A Very Fine Louis XV Style Gilt-Bronze Mounted Serpentine Vitrine With Boulle Marquetry Panels
The vitrine has a shaped cresting rail surmounted by a scrolling gilt-bronze rococo style finial, above three serpentine shaped glass doors. The central door opening to an interior fitted with two glass shelves. Beneath the glass doors are finely executed boulle marquetry panels of red tortoiseshell and cut brass depicting a classical vase issuing flowers framed by scrolling foliate forms and arabesque.
The sides of the vitrine are fitted with corresponding curved glass and boulle marquetry panels above a shaped apron and slender legs terminating in gilt-bronze foliate mounts.
French, Circa 1880.
André-Charles Boulle (d.1732), appointed 'Ebéniste, Ciseleur, Doreur et Sculpteur du Roi' in 1672, is among the greatest ébénistes of all time. His fame was such that his name has become synonymous with a whole generic furniture type.
In the first decades of the eighteenth century, while still exploiting the common practice of contrasting black ebony against the gold of gilded bronze and brass, silver-toned pewter and often red-coloured tortoiseshell in marquetry, Boulle introduced light, playful designs enlivened with small-scale, lacy designs of playful singeries, garlands of flowers and airy architectural fantasies.
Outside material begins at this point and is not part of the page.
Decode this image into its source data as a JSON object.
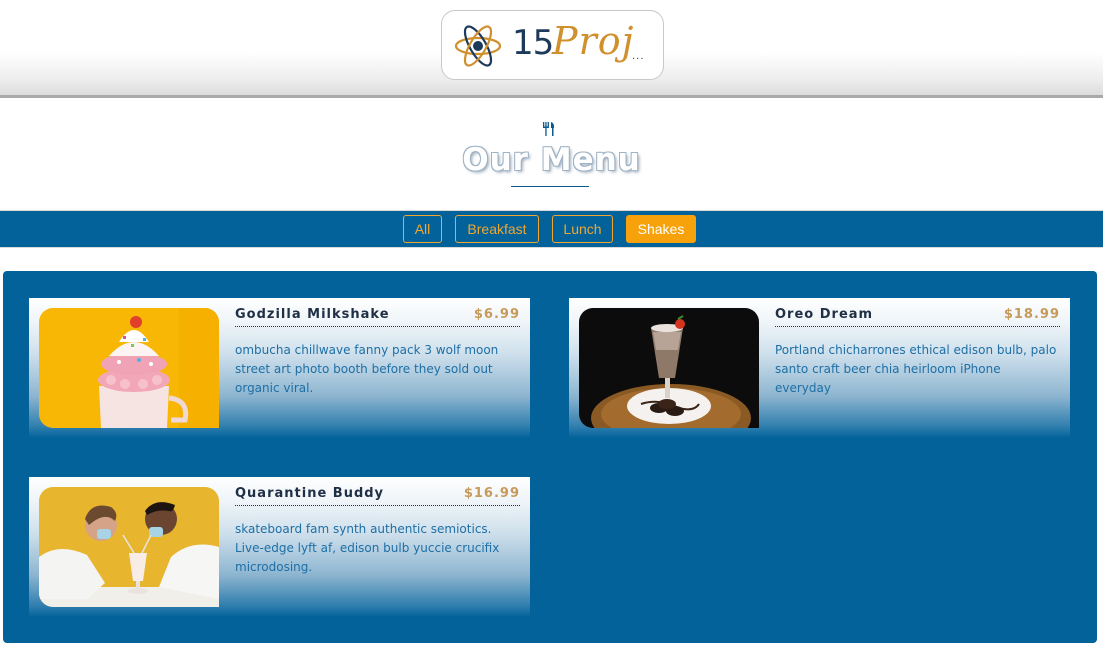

First popularised as a technique in his work for the French Court during the reign of Louis XIV, the style has since been associated with the most opulent and expensive designs.